The gene GABRB3 plays a critical role in early neurodevelopment. Evidence from multiple studies associate mutations in GABRB3 with a variety of pediatric epilepsy symptoms and autism. A new study published in Brain provides novel insights into how GABRB3 mutations trigger a chain of events that compromise neurodevelopment.
“Our primary accomplishment was identifying the common mechanism for how mutant subunits of the protein encoded by GABRB3 prevent healthy clustering of GABAA receptors at synapses. When this clustering is compromised in early brain development, neurological disorders follow,” said Katty Kang, M.D., associate professor in the Department of Neurology and Pharmacology at Vanderbilt University Medical Center.

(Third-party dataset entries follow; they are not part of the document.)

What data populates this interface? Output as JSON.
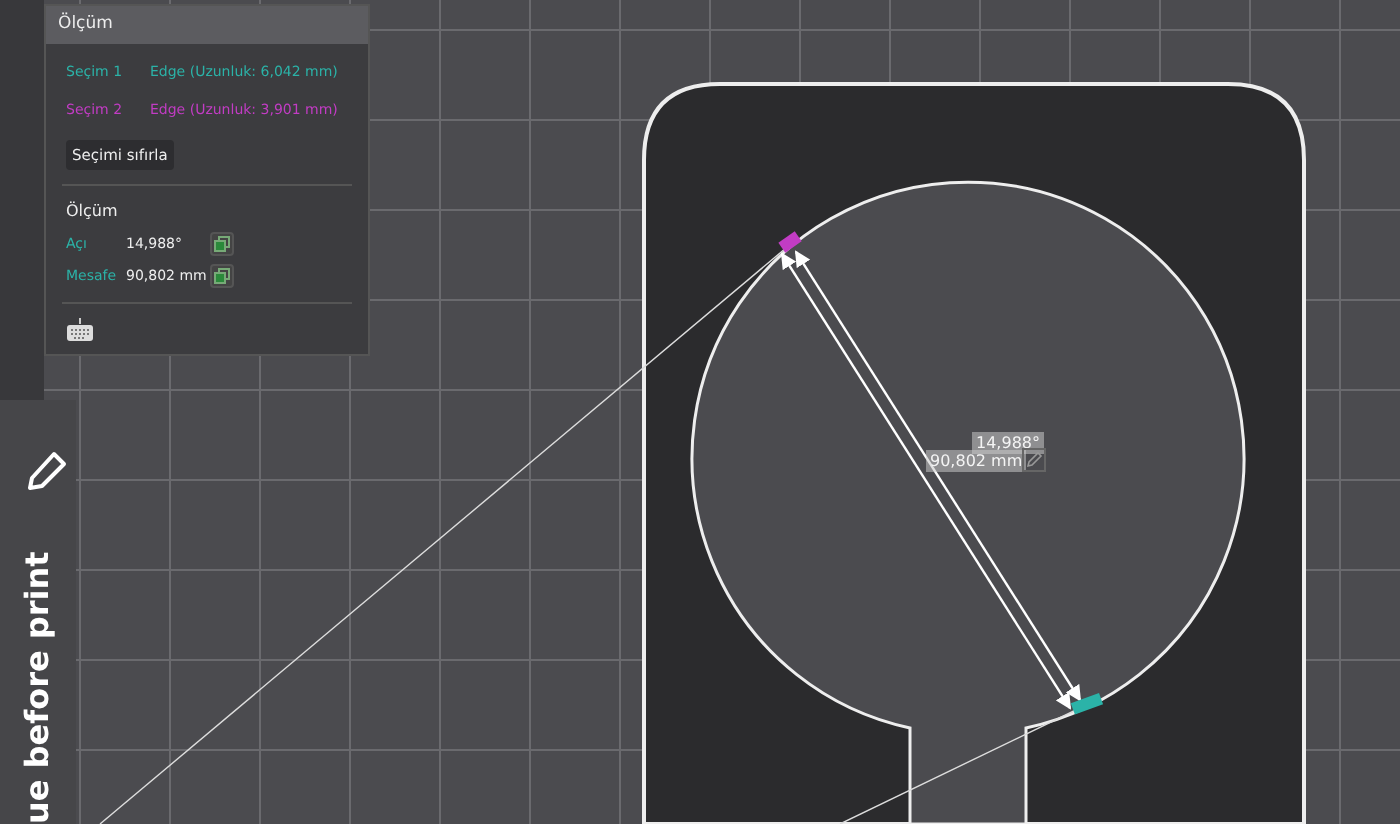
{
  "panel": {
    "title": "Ölçüm",
    "selections": [
      {
        "label": "Seçim 1",
        "value": "Edge (Uzunluk: 6,042 mm)",
        "color": "#2bb3a8"
      },
      {
        "label": "Seçim 2",
        "value": "Edge (Uzunluk: 3,901 mm)",
        "color": "#c23cc4"
      }
    ],
    "reset_button": "Seçimi sıfırla",
    "section_title": "Ölçüm",
    "measurements": [
      {
        "label": "Açı",
        "value": "14,988°"
      },
      {
        "label": "Mesafe",
        "value": "90,802 mm"
      }
    ]
  },
  "canvas_labels": {
    "angle": "14,988°",
    "distance": "90,802 mm"
  },
  "side_banner": "ue before print"
}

Kang led a Vanderbilt team in performing functional evaluation for the study while colleagues at other institutions contributed clinical information on two patients with GABRB3 mutations. Kang’s lab is funded by National Institute of Health and other sources, including the Vanderbilt Institute for Clinical and Translational Research and Vanderbilt Brain Institute.

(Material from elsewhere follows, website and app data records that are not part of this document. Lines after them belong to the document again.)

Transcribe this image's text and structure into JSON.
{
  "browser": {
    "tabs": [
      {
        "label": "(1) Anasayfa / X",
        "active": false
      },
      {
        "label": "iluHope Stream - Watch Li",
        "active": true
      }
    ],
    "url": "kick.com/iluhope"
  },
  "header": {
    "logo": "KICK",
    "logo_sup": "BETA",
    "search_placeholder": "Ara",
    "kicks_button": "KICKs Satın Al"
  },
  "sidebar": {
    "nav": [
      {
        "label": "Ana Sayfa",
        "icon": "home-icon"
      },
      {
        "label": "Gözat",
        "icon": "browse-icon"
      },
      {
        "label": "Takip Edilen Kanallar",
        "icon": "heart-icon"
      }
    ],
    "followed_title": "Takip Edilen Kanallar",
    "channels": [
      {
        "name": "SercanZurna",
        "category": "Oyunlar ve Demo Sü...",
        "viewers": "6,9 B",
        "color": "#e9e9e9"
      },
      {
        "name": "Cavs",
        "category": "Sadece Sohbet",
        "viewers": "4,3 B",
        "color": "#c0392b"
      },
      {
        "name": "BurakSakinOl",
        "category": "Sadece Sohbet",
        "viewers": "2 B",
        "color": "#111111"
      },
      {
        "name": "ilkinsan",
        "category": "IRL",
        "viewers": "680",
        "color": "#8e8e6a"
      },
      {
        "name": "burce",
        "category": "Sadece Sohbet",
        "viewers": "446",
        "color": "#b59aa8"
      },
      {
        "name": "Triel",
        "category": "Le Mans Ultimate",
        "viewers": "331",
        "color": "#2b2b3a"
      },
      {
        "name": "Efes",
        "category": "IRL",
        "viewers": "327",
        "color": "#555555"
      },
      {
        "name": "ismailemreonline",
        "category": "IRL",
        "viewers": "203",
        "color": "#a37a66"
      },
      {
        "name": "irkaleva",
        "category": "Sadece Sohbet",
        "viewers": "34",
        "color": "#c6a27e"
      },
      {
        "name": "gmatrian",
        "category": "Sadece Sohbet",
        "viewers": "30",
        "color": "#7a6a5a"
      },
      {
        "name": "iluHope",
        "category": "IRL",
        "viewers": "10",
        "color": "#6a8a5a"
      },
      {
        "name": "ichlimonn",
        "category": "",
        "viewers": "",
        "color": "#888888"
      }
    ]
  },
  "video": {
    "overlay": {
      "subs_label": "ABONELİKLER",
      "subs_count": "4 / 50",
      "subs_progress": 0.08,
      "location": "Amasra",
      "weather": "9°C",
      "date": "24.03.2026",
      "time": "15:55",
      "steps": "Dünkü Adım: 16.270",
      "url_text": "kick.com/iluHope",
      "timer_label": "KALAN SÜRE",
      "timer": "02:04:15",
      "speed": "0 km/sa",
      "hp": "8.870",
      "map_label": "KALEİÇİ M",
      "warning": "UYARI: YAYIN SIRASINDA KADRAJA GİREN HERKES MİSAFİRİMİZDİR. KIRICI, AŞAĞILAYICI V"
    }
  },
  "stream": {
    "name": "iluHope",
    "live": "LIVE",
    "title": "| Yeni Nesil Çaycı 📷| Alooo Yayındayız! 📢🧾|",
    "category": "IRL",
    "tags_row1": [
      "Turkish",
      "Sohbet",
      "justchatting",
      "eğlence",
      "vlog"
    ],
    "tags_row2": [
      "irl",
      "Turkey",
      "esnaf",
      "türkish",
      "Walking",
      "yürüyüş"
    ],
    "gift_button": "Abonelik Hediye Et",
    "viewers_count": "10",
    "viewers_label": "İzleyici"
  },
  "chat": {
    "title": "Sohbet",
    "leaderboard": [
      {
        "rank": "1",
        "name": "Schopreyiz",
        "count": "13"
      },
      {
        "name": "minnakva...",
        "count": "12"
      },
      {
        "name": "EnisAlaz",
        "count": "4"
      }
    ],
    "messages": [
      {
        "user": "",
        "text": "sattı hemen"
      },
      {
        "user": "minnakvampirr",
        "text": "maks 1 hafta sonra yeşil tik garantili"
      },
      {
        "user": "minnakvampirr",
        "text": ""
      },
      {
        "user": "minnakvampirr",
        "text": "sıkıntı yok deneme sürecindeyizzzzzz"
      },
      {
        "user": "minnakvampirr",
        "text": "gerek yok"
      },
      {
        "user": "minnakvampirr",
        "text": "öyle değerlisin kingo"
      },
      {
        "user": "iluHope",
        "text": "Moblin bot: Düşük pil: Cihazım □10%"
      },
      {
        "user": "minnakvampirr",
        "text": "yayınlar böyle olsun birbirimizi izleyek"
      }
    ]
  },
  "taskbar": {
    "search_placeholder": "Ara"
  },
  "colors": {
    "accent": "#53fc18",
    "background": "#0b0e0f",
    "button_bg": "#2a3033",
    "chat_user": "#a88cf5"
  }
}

A Key Protein Partnership
The neurotransmitter GABA plays a central role in the nervous system, regulating communication between nerve cells in mature brains and mediating neurotrophic signaling in the developing brain.
Proteins encoded by the GABRB3 gene are crucial to the proper assembly and trafficking of GABAA receptors to the cell surface. One of these proteins, subunit ß3, normally partners with another subunit, y2, to help GABA perform its function at synapses. If this partnership is flawed, the regulation of synapse function is impaired.

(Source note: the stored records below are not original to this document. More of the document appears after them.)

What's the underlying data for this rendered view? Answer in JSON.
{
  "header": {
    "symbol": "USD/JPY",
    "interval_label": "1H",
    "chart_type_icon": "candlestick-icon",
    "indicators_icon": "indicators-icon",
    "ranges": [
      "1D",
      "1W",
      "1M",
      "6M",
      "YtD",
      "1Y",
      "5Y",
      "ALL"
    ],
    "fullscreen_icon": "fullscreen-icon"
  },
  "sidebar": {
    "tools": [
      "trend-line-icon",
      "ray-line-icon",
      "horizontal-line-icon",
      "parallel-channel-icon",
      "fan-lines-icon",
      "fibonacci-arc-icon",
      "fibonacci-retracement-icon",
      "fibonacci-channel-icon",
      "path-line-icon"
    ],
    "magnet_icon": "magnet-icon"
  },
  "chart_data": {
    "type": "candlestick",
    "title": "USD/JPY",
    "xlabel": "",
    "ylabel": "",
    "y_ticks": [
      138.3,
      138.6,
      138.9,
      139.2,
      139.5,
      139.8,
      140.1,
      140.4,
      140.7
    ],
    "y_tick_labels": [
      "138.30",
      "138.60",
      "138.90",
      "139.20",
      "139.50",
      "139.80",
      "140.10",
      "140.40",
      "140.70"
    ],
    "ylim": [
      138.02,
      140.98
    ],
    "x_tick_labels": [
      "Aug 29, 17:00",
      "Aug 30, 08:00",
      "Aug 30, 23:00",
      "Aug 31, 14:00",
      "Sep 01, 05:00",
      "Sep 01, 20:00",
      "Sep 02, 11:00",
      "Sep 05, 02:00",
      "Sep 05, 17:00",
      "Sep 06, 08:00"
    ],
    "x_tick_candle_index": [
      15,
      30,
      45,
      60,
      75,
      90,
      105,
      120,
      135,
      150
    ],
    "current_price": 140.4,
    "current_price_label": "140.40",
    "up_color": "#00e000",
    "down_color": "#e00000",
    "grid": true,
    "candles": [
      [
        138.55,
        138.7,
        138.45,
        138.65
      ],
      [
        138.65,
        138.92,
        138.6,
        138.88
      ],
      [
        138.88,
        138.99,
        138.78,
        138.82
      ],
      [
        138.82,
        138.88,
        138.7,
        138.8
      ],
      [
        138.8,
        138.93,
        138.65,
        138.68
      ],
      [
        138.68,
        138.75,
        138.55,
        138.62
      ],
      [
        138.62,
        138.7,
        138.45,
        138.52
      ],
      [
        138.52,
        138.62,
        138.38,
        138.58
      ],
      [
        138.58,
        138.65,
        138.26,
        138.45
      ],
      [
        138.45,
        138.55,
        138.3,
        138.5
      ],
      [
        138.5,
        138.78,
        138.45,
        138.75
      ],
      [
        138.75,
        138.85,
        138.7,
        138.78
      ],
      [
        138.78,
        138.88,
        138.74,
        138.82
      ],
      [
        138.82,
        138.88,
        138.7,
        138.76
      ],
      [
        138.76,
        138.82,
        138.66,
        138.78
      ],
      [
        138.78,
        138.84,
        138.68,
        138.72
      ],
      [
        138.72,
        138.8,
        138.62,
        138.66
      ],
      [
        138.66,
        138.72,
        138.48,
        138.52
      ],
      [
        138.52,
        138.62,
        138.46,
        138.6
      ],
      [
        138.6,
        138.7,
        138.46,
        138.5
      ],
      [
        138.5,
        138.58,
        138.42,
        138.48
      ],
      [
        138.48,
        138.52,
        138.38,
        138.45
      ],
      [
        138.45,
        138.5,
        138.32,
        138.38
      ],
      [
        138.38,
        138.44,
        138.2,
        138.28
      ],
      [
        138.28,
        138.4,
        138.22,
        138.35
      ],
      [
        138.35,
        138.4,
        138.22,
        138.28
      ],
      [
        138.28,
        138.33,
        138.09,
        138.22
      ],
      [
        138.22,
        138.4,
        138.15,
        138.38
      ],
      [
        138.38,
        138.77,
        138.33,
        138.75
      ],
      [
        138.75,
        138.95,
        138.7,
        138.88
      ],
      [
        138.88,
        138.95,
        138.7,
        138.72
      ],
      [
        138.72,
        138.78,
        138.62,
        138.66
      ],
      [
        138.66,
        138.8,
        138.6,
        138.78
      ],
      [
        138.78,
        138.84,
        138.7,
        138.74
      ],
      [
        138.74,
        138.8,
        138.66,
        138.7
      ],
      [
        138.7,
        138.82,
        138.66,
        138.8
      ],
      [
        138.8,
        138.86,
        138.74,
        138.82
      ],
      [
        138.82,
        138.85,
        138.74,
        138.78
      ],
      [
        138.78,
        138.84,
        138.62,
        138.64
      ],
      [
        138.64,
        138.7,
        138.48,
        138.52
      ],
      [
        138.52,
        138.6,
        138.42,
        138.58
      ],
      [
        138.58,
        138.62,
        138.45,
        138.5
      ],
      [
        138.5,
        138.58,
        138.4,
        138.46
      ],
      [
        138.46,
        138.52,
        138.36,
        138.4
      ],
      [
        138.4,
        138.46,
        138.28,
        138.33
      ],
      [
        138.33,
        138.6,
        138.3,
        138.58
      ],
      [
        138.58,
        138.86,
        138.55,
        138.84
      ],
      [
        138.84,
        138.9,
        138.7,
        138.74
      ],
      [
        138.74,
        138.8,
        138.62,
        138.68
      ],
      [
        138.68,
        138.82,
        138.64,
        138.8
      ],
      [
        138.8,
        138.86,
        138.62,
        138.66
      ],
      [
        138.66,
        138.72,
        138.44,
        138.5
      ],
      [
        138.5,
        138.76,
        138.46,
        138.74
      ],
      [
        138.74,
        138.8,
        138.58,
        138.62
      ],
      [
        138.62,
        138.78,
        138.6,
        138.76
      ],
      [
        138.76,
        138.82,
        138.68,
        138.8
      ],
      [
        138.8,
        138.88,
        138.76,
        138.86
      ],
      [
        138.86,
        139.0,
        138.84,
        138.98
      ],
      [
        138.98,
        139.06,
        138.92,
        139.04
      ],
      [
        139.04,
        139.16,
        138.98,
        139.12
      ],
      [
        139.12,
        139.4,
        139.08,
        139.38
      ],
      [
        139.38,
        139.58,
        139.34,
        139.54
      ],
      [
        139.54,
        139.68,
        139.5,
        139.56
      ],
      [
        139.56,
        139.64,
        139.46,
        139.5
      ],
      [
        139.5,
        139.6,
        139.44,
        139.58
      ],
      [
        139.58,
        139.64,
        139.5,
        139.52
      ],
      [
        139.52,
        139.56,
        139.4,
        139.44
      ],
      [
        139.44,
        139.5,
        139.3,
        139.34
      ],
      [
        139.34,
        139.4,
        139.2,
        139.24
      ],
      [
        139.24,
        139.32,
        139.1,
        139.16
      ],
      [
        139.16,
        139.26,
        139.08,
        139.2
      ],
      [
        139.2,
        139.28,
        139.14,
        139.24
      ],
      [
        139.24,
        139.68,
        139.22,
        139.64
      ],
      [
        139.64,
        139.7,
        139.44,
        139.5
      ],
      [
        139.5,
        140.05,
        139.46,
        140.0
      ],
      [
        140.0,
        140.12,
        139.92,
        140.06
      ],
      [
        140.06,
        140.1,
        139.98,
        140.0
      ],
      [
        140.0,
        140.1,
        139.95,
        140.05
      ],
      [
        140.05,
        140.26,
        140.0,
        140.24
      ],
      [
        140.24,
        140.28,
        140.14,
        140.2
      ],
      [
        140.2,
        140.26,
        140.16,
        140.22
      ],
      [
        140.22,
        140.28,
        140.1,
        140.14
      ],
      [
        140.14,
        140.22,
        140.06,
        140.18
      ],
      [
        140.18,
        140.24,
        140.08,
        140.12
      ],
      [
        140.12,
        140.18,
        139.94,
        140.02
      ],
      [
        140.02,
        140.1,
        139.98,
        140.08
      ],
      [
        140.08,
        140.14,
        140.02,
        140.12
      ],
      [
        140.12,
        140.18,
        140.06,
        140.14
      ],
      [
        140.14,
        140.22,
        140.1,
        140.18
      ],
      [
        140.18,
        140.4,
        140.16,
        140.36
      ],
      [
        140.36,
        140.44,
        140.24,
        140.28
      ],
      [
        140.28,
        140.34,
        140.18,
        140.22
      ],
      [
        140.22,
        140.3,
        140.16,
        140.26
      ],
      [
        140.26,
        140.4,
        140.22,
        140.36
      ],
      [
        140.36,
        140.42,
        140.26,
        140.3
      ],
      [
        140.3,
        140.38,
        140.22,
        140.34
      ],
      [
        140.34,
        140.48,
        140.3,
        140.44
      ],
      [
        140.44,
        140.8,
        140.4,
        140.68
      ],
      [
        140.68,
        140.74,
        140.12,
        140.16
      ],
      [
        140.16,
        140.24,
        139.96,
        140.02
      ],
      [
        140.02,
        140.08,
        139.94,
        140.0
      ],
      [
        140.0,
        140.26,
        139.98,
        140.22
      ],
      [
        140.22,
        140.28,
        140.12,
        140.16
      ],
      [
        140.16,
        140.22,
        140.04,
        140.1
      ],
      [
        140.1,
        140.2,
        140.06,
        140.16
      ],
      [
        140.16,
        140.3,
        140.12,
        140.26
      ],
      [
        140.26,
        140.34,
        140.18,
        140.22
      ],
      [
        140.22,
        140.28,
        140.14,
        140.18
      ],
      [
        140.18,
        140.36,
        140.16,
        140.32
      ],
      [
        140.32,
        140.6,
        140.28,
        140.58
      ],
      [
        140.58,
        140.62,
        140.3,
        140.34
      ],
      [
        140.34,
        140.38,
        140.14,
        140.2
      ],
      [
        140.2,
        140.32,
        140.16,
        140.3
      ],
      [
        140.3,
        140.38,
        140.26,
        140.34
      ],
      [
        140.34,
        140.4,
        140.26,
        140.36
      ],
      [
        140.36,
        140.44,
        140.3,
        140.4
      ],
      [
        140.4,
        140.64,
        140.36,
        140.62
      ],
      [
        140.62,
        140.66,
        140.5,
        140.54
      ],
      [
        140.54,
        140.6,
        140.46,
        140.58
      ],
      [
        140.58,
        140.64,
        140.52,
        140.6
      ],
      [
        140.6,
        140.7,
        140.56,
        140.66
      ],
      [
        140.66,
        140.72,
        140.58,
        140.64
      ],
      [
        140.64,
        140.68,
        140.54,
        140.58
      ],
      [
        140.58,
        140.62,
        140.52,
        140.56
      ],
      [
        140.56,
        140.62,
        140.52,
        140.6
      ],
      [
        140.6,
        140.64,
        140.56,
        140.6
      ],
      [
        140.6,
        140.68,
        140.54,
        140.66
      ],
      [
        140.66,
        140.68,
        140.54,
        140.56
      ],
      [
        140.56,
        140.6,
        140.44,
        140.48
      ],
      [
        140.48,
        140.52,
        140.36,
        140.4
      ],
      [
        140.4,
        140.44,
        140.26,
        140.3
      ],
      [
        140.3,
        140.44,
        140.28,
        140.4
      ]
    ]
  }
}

There are over 400 mutations in GABRB3 associated with variable epilepsy syndromes. Kang and colleagues first compared the impact of multiple mutations with a high throughput flow cytometry assay that evaluated the expression of each receptor subunit. They then focused on comparing wild-type GABRB3 genes to those with two mutations (N328D and E357K). They found that both mutations decreased synaptic expression of y2 subunits, which was also associated with a reduced function of the mutant β3 subunit.
Using whole gene sequencing of two epilepsy patients, they were able to rule out all other genetic causes. “We previously knew that GABRB3 mutations were associated with epilepsy and autism. Now we figured out what is going in neurons with different defective β3 subunits, and understand the mechanism underlying clinical phenotypic heterogeneity,” Kang said.
The study reports other findings that contribute to a broader understanding of the pathophysiology of epilepsy and autism:
- y2 subunits serve as markers for synaptic receptor expression levels. With mutant y2, expression was 15 to 40 percent lower than in wild-type.
- Mutant ß3 subunits have reduced receptor puncta in synapses.
- Mutant ß3 subunits have reduced inhibitory function in synapses compared to wild-type.
Looking Toward Targeted Therapies
Kang says that the findings, while solidly in the category of basic research, may help generate a therapeutic application sooner than later.
“We now understand that the mutant β3 subunits disable the function of partnering y2 subunits, which are critical for synaptic clustering. So, we have found a target. Now we have to find a way to prevent, fix or compensate for the mutation,” Kang said.
Since some neurologic conditions, like the one caused by an E357K mutation, are heritable, people who experienced pediatric epilepsy conditions and plan to have children may consult their physician to be tested for epilepsy related mutations. Children who have epilepsy may also be tested to identify a mutation that might point toward medication management.